Earl Monroe; what is there to say that has not already been relayed a thousand times when speaking about the former New York Knicks and Baltimore Bullets star? A master on the hardwood, he could do it all. His handles were among the best ever, and they did not call him the master of the spin move for nothing.
The retired guard is remembered for helping the New York Knicks win their second - and still last - title back in 1973. The Pearl picked up his only career ring two years after moving to the Big Apple from the Baltimore Bullets.
Having averaged 16.6 points and 3.5 assists per game during his nine-year spell with the Knicks, a number 15 jersey proudly hangs from the rafters of Madison Square Garden to commemorate his achievement.
Article continues below

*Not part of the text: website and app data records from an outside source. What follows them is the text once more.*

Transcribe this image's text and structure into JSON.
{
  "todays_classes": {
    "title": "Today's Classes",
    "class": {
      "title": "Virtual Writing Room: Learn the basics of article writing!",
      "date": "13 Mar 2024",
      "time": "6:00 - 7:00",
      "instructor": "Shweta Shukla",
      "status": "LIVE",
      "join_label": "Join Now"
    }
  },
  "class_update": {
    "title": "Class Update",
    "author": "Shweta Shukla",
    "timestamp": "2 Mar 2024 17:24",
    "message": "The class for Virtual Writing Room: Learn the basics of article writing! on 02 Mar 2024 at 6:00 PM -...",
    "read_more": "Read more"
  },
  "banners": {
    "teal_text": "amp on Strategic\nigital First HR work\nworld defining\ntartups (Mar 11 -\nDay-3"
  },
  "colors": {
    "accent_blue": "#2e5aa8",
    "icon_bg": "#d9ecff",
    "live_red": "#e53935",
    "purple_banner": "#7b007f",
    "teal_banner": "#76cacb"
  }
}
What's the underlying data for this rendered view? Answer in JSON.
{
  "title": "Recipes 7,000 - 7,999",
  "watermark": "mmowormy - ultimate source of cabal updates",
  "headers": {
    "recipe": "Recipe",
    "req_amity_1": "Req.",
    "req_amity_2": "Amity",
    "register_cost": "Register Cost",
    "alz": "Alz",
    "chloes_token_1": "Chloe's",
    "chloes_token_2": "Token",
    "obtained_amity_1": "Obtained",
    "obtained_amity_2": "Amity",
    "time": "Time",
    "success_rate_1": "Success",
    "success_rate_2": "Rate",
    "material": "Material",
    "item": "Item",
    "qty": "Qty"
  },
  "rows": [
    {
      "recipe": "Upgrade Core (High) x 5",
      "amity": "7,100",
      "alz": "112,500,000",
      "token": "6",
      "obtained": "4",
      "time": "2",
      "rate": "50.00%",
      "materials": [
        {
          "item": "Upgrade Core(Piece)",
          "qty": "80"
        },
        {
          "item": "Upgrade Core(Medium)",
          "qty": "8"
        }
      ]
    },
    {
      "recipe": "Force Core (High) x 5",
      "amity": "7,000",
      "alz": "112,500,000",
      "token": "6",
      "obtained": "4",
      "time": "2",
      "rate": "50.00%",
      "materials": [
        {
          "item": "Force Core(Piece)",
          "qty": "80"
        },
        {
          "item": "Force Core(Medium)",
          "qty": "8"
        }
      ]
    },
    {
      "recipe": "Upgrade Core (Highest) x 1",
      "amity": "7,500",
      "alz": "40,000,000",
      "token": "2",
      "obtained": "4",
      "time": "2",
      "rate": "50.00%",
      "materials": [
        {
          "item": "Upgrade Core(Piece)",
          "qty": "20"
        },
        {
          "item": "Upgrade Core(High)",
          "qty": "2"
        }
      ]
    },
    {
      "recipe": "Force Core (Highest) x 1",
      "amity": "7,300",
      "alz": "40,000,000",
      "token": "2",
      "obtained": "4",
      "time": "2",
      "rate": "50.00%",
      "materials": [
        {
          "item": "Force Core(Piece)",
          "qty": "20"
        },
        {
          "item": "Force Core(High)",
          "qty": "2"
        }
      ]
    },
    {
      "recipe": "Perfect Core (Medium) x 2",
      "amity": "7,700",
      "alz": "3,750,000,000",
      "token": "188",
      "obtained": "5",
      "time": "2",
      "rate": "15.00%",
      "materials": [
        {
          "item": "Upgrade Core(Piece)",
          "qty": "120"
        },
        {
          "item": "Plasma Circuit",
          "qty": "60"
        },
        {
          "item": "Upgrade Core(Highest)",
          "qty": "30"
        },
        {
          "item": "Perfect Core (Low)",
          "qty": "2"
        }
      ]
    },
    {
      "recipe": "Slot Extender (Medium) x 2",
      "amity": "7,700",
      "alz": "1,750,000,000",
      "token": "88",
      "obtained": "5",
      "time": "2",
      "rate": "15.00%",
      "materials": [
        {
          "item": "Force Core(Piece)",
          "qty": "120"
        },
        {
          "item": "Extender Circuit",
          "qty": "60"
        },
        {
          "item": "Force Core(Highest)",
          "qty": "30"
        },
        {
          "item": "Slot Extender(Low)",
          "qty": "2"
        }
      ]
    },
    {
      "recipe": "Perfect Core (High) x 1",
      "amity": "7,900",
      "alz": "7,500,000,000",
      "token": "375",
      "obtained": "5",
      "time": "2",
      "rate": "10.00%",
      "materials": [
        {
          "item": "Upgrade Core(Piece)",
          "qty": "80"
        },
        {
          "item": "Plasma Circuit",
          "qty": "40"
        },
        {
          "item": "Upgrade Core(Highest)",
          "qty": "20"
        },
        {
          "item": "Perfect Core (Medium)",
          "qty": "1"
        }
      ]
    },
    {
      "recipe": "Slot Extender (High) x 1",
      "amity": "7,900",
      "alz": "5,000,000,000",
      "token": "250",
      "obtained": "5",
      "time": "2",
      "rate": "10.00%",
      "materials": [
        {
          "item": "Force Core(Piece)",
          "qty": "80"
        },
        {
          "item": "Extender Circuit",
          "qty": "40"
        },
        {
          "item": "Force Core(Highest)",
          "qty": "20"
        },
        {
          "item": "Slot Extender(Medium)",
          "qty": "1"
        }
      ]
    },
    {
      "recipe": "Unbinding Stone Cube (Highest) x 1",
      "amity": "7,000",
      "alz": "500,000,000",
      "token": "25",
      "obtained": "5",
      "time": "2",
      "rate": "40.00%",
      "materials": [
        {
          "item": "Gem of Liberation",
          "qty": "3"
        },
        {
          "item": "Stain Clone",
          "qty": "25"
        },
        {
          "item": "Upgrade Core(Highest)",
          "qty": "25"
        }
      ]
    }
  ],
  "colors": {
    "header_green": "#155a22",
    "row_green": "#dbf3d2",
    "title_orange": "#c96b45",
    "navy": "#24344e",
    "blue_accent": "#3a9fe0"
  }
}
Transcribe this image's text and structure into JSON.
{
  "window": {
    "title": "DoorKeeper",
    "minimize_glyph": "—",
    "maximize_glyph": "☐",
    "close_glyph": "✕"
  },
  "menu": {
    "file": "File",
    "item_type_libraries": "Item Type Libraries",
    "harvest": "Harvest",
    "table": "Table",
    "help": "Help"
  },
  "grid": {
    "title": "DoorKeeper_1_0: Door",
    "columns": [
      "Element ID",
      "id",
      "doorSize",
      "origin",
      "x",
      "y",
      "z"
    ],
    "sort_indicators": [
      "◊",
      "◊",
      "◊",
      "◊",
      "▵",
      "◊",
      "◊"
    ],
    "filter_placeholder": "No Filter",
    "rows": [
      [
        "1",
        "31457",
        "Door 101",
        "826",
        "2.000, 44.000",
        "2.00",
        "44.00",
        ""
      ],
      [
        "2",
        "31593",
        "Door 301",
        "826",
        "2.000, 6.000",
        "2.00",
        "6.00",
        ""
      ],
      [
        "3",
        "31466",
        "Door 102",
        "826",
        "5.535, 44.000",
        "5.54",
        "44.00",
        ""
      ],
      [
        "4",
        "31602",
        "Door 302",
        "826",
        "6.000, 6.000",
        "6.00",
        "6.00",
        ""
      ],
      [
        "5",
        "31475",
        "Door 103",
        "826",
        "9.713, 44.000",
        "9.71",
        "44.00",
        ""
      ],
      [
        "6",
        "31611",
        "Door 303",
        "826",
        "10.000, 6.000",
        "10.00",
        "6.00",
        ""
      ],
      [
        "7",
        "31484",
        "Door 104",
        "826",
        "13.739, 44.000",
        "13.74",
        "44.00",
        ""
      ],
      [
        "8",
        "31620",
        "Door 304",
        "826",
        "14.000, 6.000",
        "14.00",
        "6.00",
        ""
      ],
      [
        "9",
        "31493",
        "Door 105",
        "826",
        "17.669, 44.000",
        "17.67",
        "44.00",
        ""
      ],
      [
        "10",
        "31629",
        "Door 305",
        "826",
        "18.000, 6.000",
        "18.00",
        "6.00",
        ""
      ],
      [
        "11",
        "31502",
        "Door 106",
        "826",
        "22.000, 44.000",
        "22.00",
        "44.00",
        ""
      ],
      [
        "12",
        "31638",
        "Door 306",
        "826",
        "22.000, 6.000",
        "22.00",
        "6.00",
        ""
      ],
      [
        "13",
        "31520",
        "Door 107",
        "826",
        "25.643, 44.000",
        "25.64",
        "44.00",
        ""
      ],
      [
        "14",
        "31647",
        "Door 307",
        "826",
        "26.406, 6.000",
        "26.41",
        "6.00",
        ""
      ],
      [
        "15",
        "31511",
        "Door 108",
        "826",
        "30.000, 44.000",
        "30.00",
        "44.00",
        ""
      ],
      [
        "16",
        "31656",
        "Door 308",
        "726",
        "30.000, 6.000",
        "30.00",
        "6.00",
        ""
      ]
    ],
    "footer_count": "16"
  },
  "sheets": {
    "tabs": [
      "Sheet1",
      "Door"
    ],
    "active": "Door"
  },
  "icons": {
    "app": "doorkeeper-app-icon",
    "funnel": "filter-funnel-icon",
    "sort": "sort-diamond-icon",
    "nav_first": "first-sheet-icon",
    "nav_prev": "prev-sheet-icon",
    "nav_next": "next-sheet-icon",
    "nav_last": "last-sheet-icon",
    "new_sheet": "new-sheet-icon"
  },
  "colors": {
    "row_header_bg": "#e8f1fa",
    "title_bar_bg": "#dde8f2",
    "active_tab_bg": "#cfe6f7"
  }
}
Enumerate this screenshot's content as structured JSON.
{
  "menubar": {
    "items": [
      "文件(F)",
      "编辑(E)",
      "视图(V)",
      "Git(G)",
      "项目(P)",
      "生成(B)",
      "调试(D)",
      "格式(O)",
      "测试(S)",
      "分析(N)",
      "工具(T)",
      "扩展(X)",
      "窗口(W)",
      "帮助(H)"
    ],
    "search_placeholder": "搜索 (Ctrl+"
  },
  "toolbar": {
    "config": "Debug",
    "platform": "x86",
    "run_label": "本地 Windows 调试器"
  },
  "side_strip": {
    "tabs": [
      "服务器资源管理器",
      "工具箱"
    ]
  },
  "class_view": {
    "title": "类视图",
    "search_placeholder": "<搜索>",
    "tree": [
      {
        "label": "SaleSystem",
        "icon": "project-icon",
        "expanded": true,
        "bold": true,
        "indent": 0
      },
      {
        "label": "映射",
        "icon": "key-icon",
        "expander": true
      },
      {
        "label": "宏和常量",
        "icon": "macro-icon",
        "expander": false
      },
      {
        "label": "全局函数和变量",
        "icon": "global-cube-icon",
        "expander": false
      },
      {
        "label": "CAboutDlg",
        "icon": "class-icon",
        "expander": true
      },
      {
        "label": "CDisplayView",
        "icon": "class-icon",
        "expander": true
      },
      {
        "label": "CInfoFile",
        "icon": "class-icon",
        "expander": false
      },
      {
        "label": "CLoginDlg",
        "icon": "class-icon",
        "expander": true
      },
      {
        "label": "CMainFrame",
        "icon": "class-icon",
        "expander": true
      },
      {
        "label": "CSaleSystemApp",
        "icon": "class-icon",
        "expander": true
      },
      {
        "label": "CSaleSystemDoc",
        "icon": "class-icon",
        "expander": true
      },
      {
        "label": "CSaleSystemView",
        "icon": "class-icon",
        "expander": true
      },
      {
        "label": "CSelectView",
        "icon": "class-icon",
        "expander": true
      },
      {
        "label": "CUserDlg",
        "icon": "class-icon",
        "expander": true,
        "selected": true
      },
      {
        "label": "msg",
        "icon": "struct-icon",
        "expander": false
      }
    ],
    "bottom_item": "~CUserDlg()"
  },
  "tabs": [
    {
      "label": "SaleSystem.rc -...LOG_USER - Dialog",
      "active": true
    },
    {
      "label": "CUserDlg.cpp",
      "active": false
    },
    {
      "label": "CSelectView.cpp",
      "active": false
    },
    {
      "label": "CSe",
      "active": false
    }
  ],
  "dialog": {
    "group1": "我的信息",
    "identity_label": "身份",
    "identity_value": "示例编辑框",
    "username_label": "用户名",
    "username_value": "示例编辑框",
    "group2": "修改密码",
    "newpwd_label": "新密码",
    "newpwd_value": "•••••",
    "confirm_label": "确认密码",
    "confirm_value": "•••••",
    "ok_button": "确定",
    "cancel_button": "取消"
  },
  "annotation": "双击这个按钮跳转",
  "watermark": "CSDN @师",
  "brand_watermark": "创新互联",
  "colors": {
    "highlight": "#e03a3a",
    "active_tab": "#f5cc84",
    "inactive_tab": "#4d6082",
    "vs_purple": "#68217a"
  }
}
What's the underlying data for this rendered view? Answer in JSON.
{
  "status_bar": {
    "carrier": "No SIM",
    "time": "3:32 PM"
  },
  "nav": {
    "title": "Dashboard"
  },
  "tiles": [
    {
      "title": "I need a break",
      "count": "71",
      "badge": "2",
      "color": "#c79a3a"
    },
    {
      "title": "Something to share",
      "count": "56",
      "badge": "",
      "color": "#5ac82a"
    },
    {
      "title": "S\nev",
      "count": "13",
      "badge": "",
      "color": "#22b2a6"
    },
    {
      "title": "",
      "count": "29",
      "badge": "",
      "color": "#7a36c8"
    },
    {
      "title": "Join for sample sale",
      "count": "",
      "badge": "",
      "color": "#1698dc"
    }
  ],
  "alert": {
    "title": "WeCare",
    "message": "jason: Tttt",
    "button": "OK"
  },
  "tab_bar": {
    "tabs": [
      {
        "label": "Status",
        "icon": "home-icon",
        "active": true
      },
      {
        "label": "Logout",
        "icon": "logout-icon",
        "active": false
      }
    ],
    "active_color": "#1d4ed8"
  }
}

It is 30 years to the day since Pearl's jersey was retired by the fabled Eastern Conference franchise and his backcourt partnership with Walt Frazier is remembered fondly by Knicks fans, but it was his time in Baltimore that really defined him as a player.
The ring may not have arrived, but during his four full seasons with the Bullets, Monroe electrified arenas up and down the United States of America with his silky smooth approach to the game that has never since been replicated.
Article continues below
The Philadelphia native produced career-best numbers - including 25.8 points per game in 1968-69 - during his time in Maryland and was never able to reproduce those statistics with the Knicks, despite ending his long wait for a championship.
Monroe and the Bullets did have one shot; after claiming their inaugural conference title, they faced the Milwaukee Bucks in the '71 finals, but a young Kareem Abdul-Jabbar claimed his first of six rings as the Bucks swept the series.
However, honours do not define a player; talent, heart, desire and excitement are what people will remember, and those are the traits that defined his legacy. Earl had it all in abundance in Mobtown.
He broke the 40 point barrier 10 times during his career, all of them coming before his trade to New York, and poured in 56 during a memorable performance against the Los Angeles Lakers in 1968.
Monroe put on a masterclass of attacking, stylish basketball to finish with 20 of 33 from the field, despite the Bullets falling to a loss, it is a game that will forever be remembered as his career-high night.
Today's league is filled with players who would have been influenced by Monroe. However, there has never been a man who has been able to emulate what he could do on the hardwood.
Never has someone turned defences inside out with mind-boggling spin moves or produced such calm and carefree handling in tight situations. The Pearl was revolutionary back in the 60s and 70s but the now-71-year-old is still considered an innovator.
He changed the game of basketball. The individual accolades may have eluded him; there was no MVP, no scoring titles, just one All-NBA First Team selection, but, what he did, changed the future.
He dazzled, he amazed and, more importantly, he inspired a generation of players. Not only does his jersey hang high at MSG, it can also be found at the Verizon Center with the Washington Wizards happy to remember a legend of their franchise.